“We do see pressure on small private colleges as a group and that’s primarily because they don’t have a lot of different things they can do, so they are primarily dependent on tuition revenue,” said a Moody’s analyst, Edie Behr.
Moody’s has pointed out the fiscal dangers of colleges relying on a small number of revenue streams.
These columns recently interrupted the coronation for Ron Binz to become one of President Obama’s key energy regulators, and apparently reporting on his record is a violation of Capitol Hill decorum. We’re happy to have the story to ourselves because there is so much more that Senators ought to scrutinize before they vote on his nomination this fall.
“Ron Binz’s Rules for Radicals” (July 30) questioned his fitness to lead the Federal Energy Regulatory Commission, or FERC, whose narrow mandate involves interstate energy transmission and protecting the U.S. electric grid’s reliability and affordability. The White House wants to conscript FERC for the climate wars—and now environmentalists and crony capitalists are teaming up to install their man inside this supposedly independent body.
The New Aristocracy includes our political class and its hangers on, crony capitalists, most bureaucrats, “public servants” like Eliot Spitzer, “celebrities”, most journalists, “the media”, limousine liberals, big banks, Wall Street, most academics, public employee unions, race hustlers, diversity “trainers”, “environmentalists”, and “progressives” of all stripes.
One of the strangest things about the modern progression in liberal thought is its increasing comfort with elitism and high style. Over the last 30 years, the enjoyment of refined tastes, both material and psychological, has become a hallmark of liberalism — hand in glove with the art of professional altruism, so necessary to the guilt-free enjoyment of the good life.
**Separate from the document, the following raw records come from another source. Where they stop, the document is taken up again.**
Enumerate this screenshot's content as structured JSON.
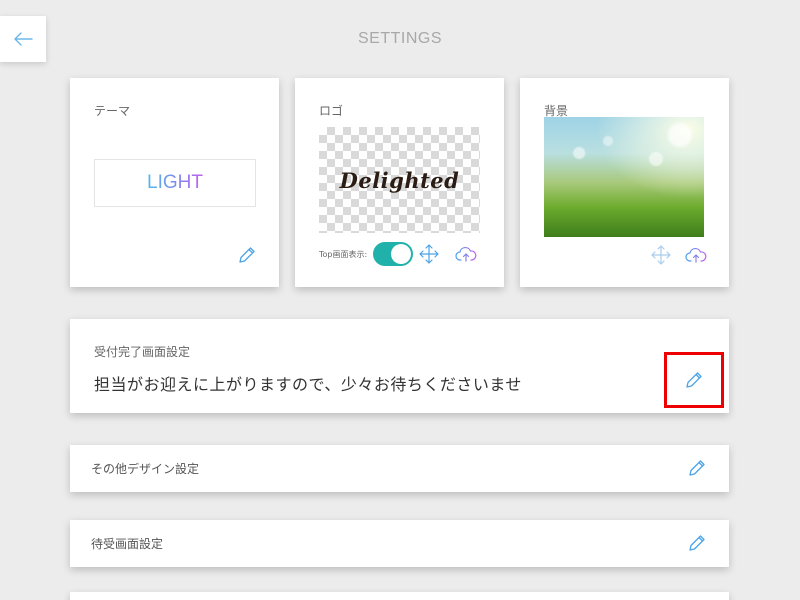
{
  "header": {
    "title": "SETTINGS",
    "back_icon": "arrow-left-icon"
  },
  "theme_card": {
    "label": "テーマ",
    "value": "LIGHT",
    "edit_icon": "pencil-icon"
  },
  "logo_card": {
    "label": "ロゴ",
    "logo_text": "Delighted",
    "toggle_label": "Top画面表示:",
    "toggle_on": true,
    "move_icon": "move-arrows-icon",
    "upload_icon": "cloud-upload-icon"
  },
  "background_card": {
    "label": "背景",
    "move_icon": "move-arrows-icon",
    "upload_icon": "cloud-upload-icon"
  },
  "reception_card": {
    "label": "受付完了画面設定",
    "message": "担当がお迎えに上がりますので、少々お待ちくださいませ",
    "edit_icon": "pencil-icon"
  },
  "design_card": {
    "label": "その他デザイン設定",
    "edit_icon": "pencil-icon"
  },
  "standby_card": {
    "label": "待受画面設定",
    "edit_icon": "pencil-icon"
  },
  "colors": {
    "accent_blue": "#4aa3e8",
    "toggle": "#20b2aa",
    "highlight": "#e00000",
    "background": "#ececec"
  }
}
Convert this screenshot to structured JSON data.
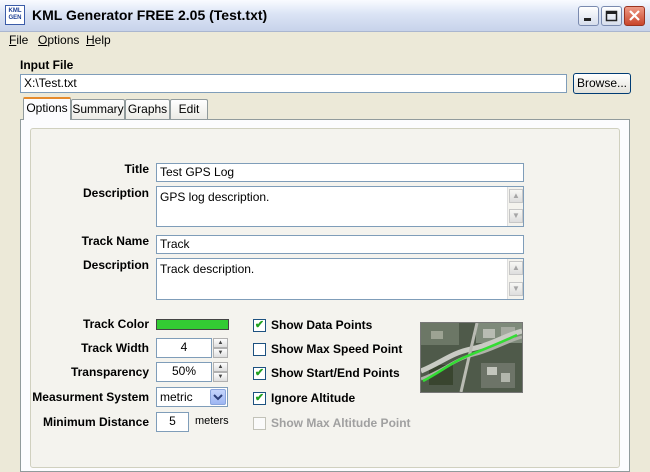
{
  "window": {
    "title": "KML Generator FREE 2.05 (Test.txt)",
    "icon_text_top": "KML",
    "icon_text_bottom": "GEN"
  },
  "menu": {
    "items": [
      {
        "label": "File",
        "accel": "F"
      },
      {
        "label": "Options",
        "accel": "O"
      },
      {
        "label": "Help",
        "accel": "H"
      }
    ]
  },
  "input_file": {
    "label": "Input File",
    "value": "X:\\Test.txt",
    "browse_label": "Browse..."
  },
  "tabs": [
    {
      "label": "Options",
      "active": true
    },
    {
      "label": "Summary",
      "active": false
    },
    {
      "label": "Graphs",
      "active": false
    },
    {
      "label": "Edit",
      "active": false
    }
  ],
  "form": {
    "title_label": "Title",
    "title_value": "Test GPS Log",
    "description_label": "Description",
    "description_value": "GPS log description.",
    "track_name_label": "Track Name",
    "track_name_value": "Track",
    "track_description_label": "Description",
    "track_description_value": "Track description.",
    "track_color_label": "Track Color",
    "track_color": "#33cc33",
    "track_width_label": "Track Width",
    "track_width_value": "4",
    "transparency_label": "Transparency",
    "transparency_value": "50%",
    "measurement_label": "Measurment System",
    "measurement_value": "metric",
    "min_distance_label": "Minimum Distance",
    "min_distance_value": "5",
    "min_distance_unit": "meters"
  },
  "checkboxes": [
    {
      "label": "Show Data Points",
      "checked": true,
      "enabled": true
    },
    {
      "label": "Show Max Speed Point",
      "checked": false,
      "enabled": true
    },
    {
      "label": "Show Start/End Points",
      "checked": true,
      "enabled": true
    },
    {
      "label": "Ignore Altitude",
      "checked": true,
      "enabled": true
    },
    {
      "label": "Show Max Altitude Point",
      "checked": false,
      "enabled": false
    }
  ],
  "colors": {
    "title_gradient": "#dbe4f5",
    "close_button": "#c9452b",
    "tab_accent": "#e68b2c",
    "checkmark": "#21a121"
  }
}
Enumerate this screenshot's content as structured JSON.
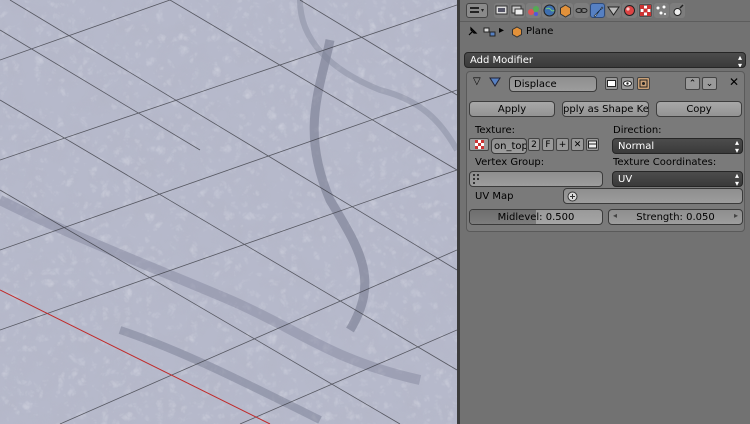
{
  "icons": {
    "editor_type": "properties-editor-icon",
    "tabs": [
      "render-icon",
      "render-layers-icon",
      "scene-icon",
      "world-icon",
      "object-icon",
      "constraints-icon",
      "modifiers-icon",
      "data-icon",
      "material-icon",
      "texture-icon",
      "particles-icon",
      "physics-icon"
    ]
  },
  "context": {
    "object_name": "Plane"
  },
  "toolbar": {
    "add_modifier": "Add Modifier"
  },
  "modifier": {
    "name": "Displace",
    "apply": "Apply",
    "apply_shape_key": "Apply as Shape Key",
    "copy": "Copy",
    "texture_label": "Texture:",
    "texture_name": "on_topo",
    "texture_users": "2",
    "texture_fake": "F",
    "direction_label": "Direction:",
    "direction_value": "Normal",
    "vertex_group_label": "Vertex Group:",
    "vertex_group_value": "",
    "texture_coords_label": "Texture Coordinates:",
    "texture_coords_value": "UV",
    "uv_map_label": "UV Map",
    "uv_map_value": "",
    "midlevel": "Midlevel: 0.500",
    "strength": "Strength: 0.050"
  },
  "colors": {
    "active_tab": "#5680c2",
    "panel_bg": "#727272",
    "terrain": "#b4b7c9"
  }
}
Take most any contemporary issue, and the theme of elite progressivism predominates.
Tags: _y4DbZivHCY, 6uR4lqa7IK4, aristocracy, crony capitalism, elitism, elitists, little people, moral preening, new aristocracy, OdWnheg3p40, Ozymandias, public choice, public servants, sea pig, Statolatry, WzemQqkyoiI, z4Ce3GzwpuU